Technologies like BIM, drones, virtual reality and real-time workflow software have made an entrance that will forever alter the scope of the construction industry. Every few weeks, Construction Dive provides a roundup of the latest technology product announcements that promise to boost productivity by saving contractors time, money and labor. To view the entire series, click here.
Autodesk Navisworks integrates with VR platforms
Autodesk's Navisworks, which is used to review 3D models from each discipline involved in a construction project and consolidate models to detect discrepancies, is expanding its reach. It is now available as a plugin for InsiteVR, which builds immersive, virtual reality communication software for the architecture, engineering and construction industry.
InsiteVR is compatible with virtual reality devices to include Oculus Go, Oculus Rift, HTC Vive, GearVR and Windows Mixed Reality headsets. IrisVR, an immersive design review and collaboration software, also announced a beta integration between its desktop product, Prospect, and Navisworks.
The plugin lets project teams review Navisworks models in VR devices. Users see an avatar with their name above them as they all explore and inspect their 3D models in VR. It creates a construction walkthrough experience before ground is broken, allowing for mistakes to be found and fixed, the firm says. Users also can better perceive elements like scale, object intersections and spatial relations.
Teams will be able to turn various elements on and off and remove obstructions to better review the model across disciplines. Speech-to-text annotations let issues be easily tracked and text is placed on a specific object so that it can be reviewed later, InsiteVR claims.
Procore launches Field Productivity line
Procore's newest business line, Field Productivity, joins the company's three existing lines — Project Management, Quality and Safety and Construction Financials, the construction software firm reported in a recent update. Field Productivity's debut app, Labor Tracking, comprises two separate tools allowing for the tracking of timesheets and crews.

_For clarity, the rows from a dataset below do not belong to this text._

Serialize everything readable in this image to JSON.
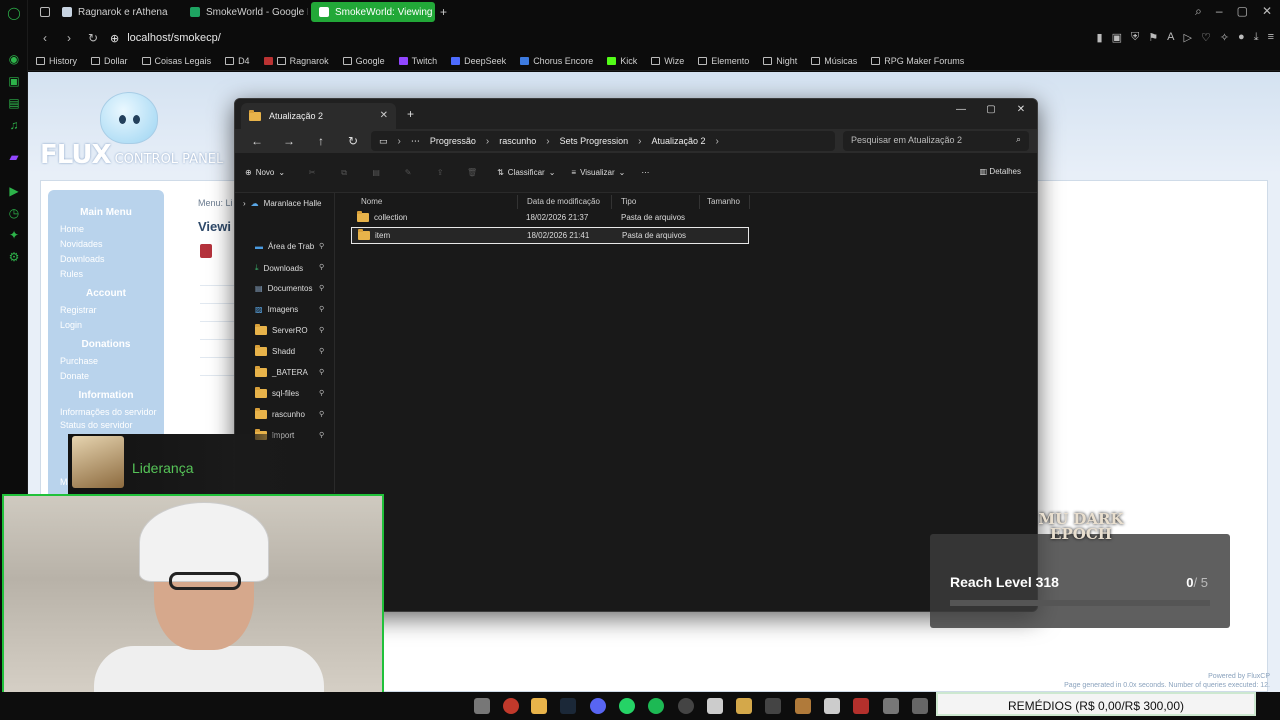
{
  "browser": {
    "tabs": [
      {
        "label": "Ragnarok e rAthena",
        "active": false
      },
      {
        "label": "SmokeWorld - Google Pla",
        "active": false
      },
      {
        "label": "SmokeWorld: Viewing Item",
        "active": true
      }
    ],
    "url": "localhost/smokecp/",
    "bookmarks": [
      "History",
      "Dollar",
      "Coisas Legais",
      "D4",
      "Ragnarok",
      "Google",
      "Twitch",
      "DeepSeek",
      "Chorus Encore",
      "Kick",
      "Wize",
      "Elemento",
      "Night",
      "Músicas",
      "RPG Maker Forums"
    ],
    "accent": "#22a838"
  },
  "flux": {
    "logo": "FLUX",
    "logo_sub": "CONTROL PANEL",
    "menu": [
      {
        "heading": "Main Menu",
        "items": [
          "Home",
          "Novidades",
          "Downloads",
          "Rules"
        ]
      },
      {
        "heading": "Account",
        "items": [
          "Registrar",
          "Login"
        ]
      },
      {
        "heading": "Donations",
        "items": [
          "Purchase",
          "Donate"
        ]
      },
      {
        "heading": "Information",
        "items": [
          "Informações do servidor",
          "Status do servidor",
          "Map Statics"
        ]
      }
    ],
    "breadcrumb_stub": "Menu: Li",
    "title_stub": "Viewi",
    "powered_by": "Powered by FluxCP",
    "footer_line": "Page generated in 0.0x seconds. Number of queries executed: 12."
  },
  "explorer": {
    "tab_title": "Atualização 2",
    "breadcrumbs": [
      "Progressão",
      "rascunho",
      "Sets Progression",
      "Atualização 2"
    ],
    "search_placeholder": "Pesquisar em Atualização 2",
    "toolbar": {
      "new": "Novo",
      "sort": "Classificar",
      "view": "Visualizar",
      "details": "Detalhes"
    },
    "nav_pane": [
      "Maranlace Halle",
      "Área de Trab",
      "Downloads",
      "Documentos",
      "Imagens",
      "ServerRO",
      "Shadd",
      "_BATERA",
      "sql-files",
      "rascunho",
      "import"
    ],
    "columns": [
      "Nome",
      "Data de modificação",
      "Tipo",
      "Tamanho"
    ],
    "files": [
      {
        "name": "collection",
        "date": "18/02/2026 21:37",
        "type": "Pasta de arquivos",
        "selected": false
      },
      {
        "name": "item",
        "date": "18/02/2026 21:41",
        "type": "Pasta de arquivos",
        "selected": true
      }
    ]
  },
  "overlays": {
    "notification": "Liderança",
    "achievement": {
      "game": "MU DARK EPOCH",
      "title": "Reach Level 318",
      "progress": 0,
      "total": 5,
      "total_label": "/ 5",
      "progress_label": "0"
    }
  },
  "taskbar": {
    "goal_banner": "REMÉDIOS (R$ 0,00/R$ 300,00)"
  }
}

The timesheets portion not only allows for electronic timesheets, but it also offers the ability to input each crew's completed production quantities, Procore claims. The self-performing contractor's foreman, superintendent or project manager inputs the time worked for the entire crew rather than each worker doing the task himself. After time is entered, the individual then ensures it is correct and electronically signs off on it.
Companies can organize groups of people into crews just like they're arranged in the field. This second layer of reporting allows for the comparison of data between various crews.
Contech startup focuses on worker safety to improve productivity
Dubai-based startup WakeCap Technologies is ramping up awareness of its product that it says can sense whether field employees are safe and accounted for — and not falling asleep — through technology in their helmets.
WakeCap uses mesh network technology that works with integrated sensors attached to construction helmets, according to Entrepreneur. The sensors automate the collection of data such as attendance, live location and common accidents. Co-founder and CEO Hassan Albalawi said the company hopes to expand its patent-pending technology to also include tracking tags for onsite equipment and machinery.
Workers also benefit from the technology by receiving automatic alerts when they enter predefined danger zones or unauthorized worksite areas. WakeCap also aids in worker evacuation by activating simultaneous alarms in hardhats. Albalawi hopes that WakeCap will serve the dual purpose of boosting construction’s productivity by efficiently and automatically collecting data, as well as optimizing worker safety.
Mobile app monitors hoist cars in real time
Universal Builders Supply announced the implementation of Smart Call wireless technology in its hoist cars, according to a company release. The mobile application, which remotely monitors the location of hoist cars in real time, is being used at construction sites in Manhattan. The technology connects to hardware in the hoist cars and includes sensors that detect location and how much time is spent on each floor. Cameras provide mobile app-viewable video footage of the car’s interior.
Other features include waterproof displays in each hoist car that show call requests and a wireless emergency system for construction sites comprised of emergency boxes on each floor with a button that can be pressed if a crisis arises. That button then signals alarms in each hoist car and construction site offices and deploys a text message alert to a predetermined list of emergency responders.
Motorola introduces two-way radio
Motorola Solutions yesterday announced its WAVE Two-Way Radio TLK 100, which it says provides instant push-to-walk team communications over a nationwide LTE cellular network. The bundled solution includes radio, cellular services and software and can provide for immediate remote updating anywhere in the country, Motorola claims. It also provides communication and location tracking while meeting safe-driving requirements, can be scaled for a business’s needs and can minimize administration requirements.
Available next month, subscription offers are pay as you go by monthly or a two-year contract. Motorola purports the devices will be most useful for medium- to large-sized businesses with workers that require constant daily communication with dispatch or management, as well as for field services industries where vehicle tracking and field team communication is crucial. The device does not require a log in, has a single push-to-talk button and has a loud speaker volume.